:: Exercise instructions ::
The lines to copy are those with "Sort" in them. Pull each one from the entries below.

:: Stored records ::
--
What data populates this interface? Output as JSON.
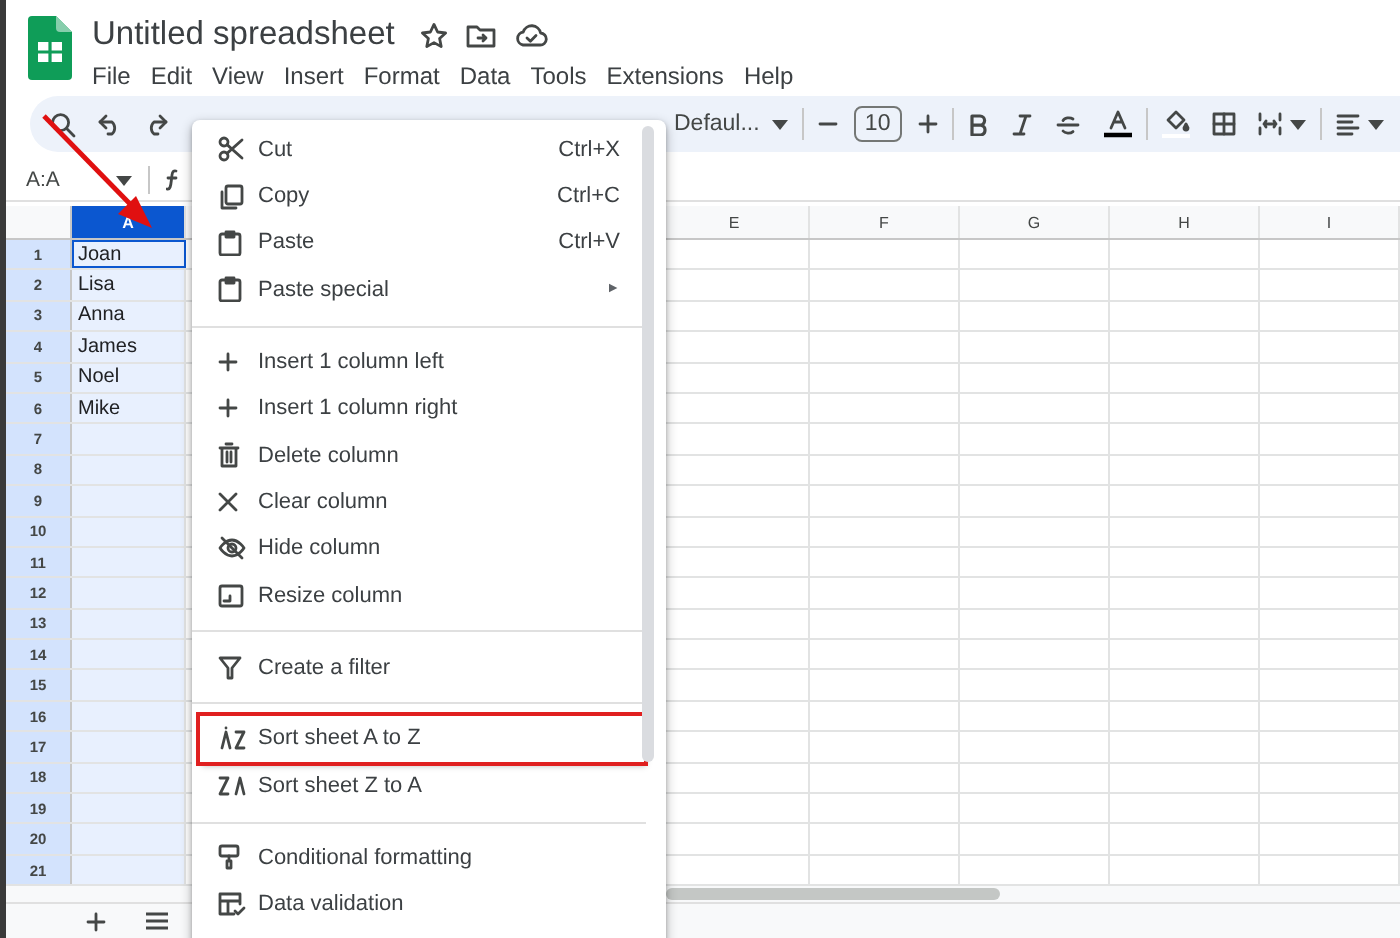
{
  "app": {
    "title": "Untitled spreadsheet"
  },
  "menu_bar": [
    "File",
    "Edit",
    "View",
    "Insert",
    "Format",
    "Data",
    "Tools",
    "Extensions",
    "Help"
  ],
  "toolbar": {
    "font": "Defaul...",
    "font_size": "10"
  },
  "formula_bar": {
    "name_box": "A:A"
  },
  "sheet": {
    "columns": [
      {
        "label": "A",
        "selected": true
      },
      {
        "label": "E",
        "selected": false
      },
      {
        "label": "F",
        "selected": false
      },
      {
        "label": "G",
        "selected": false
      },
      {
        "label": "H",
        "selected": false
      },
      {
        "label": "I",
        "selected": false
      }
    ],
    "rows": [
      {
        "number": "1",
        "cells": [
          "Joan"
        ]
      },
      {
        "number": "2",
        "cells": [
          "Lisa"
        ]
      },
      {
        "number": "3",
        "cells": [
          "Anna"
        ]
      },
      {
        "number": "4",
        "cells": [
          "James"
        ]
      },
      {
        "number": "5",
        "cells": [
          "Noel"
        ]
      },
      {
        "number": "6",
        "cells": [
          "Mike"
        ]
      },
      {
        "number": "7"
      },
      {
        "number": "8"
      },
      {
        "number": "9"
      },
      {
        "number": "10"
      },
      {
        "number": "11"
      },
      {
        "number": "12"
      },
      {
        "number": "13"
      },
      {
        "number": "14"
      },
      {
        "number": "15"
      },
      {
        "number": "16"
      },
      {
        "number": "17"
      },
      {
        "number": "18"
      },
      {
        "number": "19"
      },
      {
        "number": "20"
      },
      {
        "number": "21"
      }
    ]
  },
  "context_menu": {
    "items": [
      {
        "kind": "item",
        "label": "Cut",
        "shortcut": "Ctrl+X",
        "highlighted": false
      },
      {
        "kind": "item",
        "label": "Copy",
        "shortcut": "Ctrl+C",
        "highlighted": false
      },
      {
        "kind": "item",
        "label": "Paste",
        "shortcut": "Ctrl+V",
        "highlighted": false
      },
      {
        "kind": "submenu",
        "label": "Paste special",
        "arrow": "►",
        "highlighted": false
      },
      {
        "kind": "divider"
      },
      {
        "kind": "item",
        "label": "Insert 1 column left",
        "highlighted": false
      },
      {
        "kind": "item",
        "label": "Insert 1 column right",
        "highlighted": false
      },
      {
        "kind": "item",
        "label": "Delete column",
        "highlighted": false
      },
      {
        "kind": "item",
        "label": "Clear column",
        "highlighted": false
      },
      {
        "kind": "item",
        "label": "Hide column",
        "highlighted": false
      },
      {
        "kind": "item",
        "label": "Resize column",
        "highlighted": false
      },
      {
        "kind": "divider"
      },
      {
        "kind": "item",
        "label": "Create a filter",
        "highlighted": false
      },
      {
        "kind": "divider"
      },
      {
        "kind": "item",
        "label": "Sort sheet A to Z",
        "highlighted": true
      },
      {
        "kind": "item",
        "label": "Sort sheet Z to A",
        "highlighted": false
      },
      {
        "kind": "divider"
      },
      {
        "kind": "item",
        "label": "Conditional formatting",
        "highlighted": false
      },
      {
        "kind": "item",
        "label": "Data validation",
        "highlighted": false
      }
    ]
  }
}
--
:: Output ::
        "label": "Sort sheet A to Z",
        "label": "Sort sheet Z to A",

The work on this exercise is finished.